▼▼▼

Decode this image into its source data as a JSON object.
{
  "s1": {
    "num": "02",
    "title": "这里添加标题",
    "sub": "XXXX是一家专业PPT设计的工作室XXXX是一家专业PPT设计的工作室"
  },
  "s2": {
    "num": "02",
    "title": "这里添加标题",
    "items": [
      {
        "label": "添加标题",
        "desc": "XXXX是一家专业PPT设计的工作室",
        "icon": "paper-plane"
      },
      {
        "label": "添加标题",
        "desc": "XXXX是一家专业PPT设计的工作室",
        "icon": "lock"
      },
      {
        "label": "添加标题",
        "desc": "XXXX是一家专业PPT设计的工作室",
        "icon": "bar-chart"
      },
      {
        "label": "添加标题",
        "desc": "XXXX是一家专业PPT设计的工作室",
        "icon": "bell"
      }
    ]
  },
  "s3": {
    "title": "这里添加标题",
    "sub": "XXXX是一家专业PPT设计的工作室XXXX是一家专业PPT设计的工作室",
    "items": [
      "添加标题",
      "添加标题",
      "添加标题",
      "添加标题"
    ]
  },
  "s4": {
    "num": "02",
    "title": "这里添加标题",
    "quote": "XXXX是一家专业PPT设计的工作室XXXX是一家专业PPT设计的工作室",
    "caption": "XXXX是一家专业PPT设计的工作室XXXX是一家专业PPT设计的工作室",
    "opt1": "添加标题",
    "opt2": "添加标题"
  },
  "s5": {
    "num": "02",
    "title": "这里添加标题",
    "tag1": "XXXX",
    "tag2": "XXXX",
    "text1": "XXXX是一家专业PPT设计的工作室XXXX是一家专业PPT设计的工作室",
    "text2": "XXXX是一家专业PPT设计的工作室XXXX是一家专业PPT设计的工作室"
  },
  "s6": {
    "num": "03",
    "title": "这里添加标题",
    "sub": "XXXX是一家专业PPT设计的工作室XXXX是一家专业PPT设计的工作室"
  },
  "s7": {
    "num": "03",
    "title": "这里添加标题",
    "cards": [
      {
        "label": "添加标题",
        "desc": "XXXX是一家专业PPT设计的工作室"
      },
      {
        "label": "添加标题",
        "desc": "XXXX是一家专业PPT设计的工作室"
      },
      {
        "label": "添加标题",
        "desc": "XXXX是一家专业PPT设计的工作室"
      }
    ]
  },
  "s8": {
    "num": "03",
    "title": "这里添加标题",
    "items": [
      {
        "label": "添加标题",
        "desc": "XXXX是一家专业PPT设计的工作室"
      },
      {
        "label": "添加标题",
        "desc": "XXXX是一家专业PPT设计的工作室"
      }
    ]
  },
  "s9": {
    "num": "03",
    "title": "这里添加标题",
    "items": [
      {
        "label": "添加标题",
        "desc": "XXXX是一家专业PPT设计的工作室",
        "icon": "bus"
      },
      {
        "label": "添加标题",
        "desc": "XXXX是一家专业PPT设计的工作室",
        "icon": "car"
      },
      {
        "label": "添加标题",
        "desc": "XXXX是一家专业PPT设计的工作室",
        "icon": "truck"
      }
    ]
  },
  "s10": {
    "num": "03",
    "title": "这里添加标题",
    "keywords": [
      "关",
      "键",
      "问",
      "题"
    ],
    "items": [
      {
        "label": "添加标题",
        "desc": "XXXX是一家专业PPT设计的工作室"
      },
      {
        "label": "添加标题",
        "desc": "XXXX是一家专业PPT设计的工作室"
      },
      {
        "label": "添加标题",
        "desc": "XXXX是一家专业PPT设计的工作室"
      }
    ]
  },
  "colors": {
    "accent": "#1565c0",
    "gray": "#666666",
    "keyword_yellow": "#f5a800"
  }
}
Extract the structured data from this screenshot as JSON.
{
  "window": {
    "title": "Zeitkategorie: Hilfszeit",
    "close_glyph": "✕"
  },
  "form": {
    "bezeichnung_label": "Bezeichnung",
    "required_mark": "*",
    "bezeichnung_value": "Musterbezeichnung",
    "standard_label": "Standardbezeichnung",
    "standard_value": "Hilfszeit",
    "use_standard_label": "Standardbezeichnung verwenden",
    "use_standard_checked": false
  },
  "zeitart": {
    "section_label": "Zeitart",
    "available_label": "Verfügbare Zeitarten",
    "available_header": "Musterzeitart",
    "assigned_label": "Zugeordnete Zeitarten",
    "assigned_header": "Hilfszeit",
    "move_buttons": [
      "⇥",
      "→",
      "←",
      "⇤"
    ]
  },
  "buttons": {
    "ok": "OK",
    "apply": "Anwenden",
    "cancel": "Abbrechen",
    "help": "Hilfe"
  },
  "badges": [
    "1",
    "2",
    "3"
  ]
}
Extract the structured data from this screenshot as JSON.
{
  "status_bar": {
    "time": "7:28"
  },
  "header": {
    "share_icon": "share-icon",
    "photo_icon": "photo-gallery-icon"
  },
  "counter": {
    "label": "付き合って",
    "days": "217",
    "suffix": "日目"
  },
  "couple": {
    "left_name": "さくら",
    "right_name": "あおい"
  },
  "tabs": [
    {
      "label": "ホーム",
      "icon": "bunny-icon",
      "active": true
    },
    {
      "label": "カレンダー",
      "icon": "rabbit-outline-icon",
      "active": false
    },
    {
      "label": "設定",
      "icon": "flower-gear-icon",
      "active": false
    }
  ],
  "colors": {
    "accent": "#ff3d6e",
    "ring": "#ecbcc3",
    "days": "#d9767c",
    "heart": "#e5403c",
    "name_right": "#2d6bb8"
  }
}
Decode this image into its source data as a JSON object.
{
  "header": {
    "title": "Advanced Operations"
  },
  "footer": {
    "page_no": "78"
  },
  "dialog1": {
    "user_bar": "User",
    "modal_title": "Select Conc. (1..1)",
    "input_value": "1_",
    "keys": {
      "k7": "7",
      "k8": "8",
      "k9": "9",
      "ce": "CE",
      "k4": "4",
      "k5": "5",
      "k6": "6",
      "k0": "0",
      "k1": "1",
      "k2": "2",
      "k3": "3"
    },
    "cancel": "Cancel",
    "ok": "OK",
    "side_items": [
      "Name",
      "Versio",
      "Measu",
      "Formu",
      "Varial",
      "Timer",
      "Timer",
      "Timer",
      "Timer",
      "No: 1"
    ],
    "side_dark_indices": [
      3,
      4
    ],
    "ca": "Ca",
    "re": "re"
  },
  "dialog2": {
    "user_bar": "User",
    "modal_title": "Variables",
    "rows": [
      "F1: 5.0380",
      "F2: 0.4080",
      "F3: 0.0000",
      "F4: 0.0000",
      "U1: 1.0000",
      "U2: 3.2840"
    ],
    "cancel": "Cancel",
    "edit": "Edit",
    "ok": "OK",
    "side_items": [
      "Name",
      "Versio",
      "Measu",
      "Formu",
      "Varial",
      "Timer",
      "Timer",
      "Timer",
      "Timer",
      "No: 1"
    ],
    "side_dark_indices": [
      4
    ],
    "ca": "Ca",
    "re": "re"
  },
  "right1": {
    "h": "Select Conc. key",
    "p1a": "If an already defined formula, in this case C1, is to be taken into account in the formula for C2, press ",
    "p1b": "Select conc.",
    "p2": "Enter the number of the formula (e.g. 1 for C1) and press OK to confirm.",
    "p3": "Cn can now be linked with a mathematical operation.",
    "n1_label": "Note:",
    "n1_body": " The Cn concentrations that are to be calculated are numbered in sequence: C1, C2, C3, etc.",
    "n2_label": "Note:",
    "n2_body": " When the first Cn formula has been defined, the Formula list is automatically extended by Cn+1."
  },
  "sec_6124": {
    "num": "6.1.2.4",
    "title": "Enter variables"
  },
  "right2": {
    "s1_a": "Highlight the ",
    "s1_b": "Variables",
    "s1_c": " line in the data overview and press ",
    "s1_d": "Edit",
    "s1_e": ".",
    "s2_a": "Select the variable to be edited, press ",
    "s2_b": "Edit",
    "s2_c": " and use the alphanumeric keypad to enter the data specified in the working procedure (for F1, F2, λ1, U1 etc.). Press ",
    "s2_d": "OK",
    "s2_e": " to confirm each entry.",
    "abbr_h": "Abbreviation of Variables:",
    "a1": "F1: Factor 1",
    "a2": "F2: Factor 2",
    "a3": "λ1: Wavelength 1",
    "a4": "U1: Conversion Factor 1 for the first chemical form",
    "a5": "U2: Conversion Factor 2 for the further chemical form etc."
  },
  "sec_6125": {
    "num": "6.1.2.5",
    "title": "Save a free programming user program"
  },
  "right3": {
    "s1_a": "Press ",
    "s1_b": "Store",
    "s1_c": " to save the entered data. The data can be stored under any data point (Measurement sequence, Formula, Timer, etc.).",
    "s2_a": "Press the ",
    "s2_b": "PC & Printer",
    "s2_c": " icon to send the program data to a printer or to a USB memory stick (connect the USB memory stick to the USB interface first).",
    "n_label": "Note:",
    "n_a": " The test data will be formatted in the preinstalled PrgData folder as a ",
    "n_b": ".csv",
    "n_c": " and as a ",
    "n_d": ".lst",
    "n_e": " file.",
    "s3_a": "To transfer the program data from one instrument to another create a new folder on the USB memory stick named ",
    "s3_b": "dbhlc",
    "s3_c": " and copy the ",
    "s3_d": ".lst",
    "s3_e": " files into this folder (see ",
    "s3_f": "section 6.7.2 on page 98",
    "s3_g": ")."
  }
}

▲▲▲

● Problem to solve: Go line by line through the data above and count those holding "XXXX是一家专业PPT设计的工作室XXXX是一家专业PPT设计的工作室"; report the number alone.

● Output for this task: 7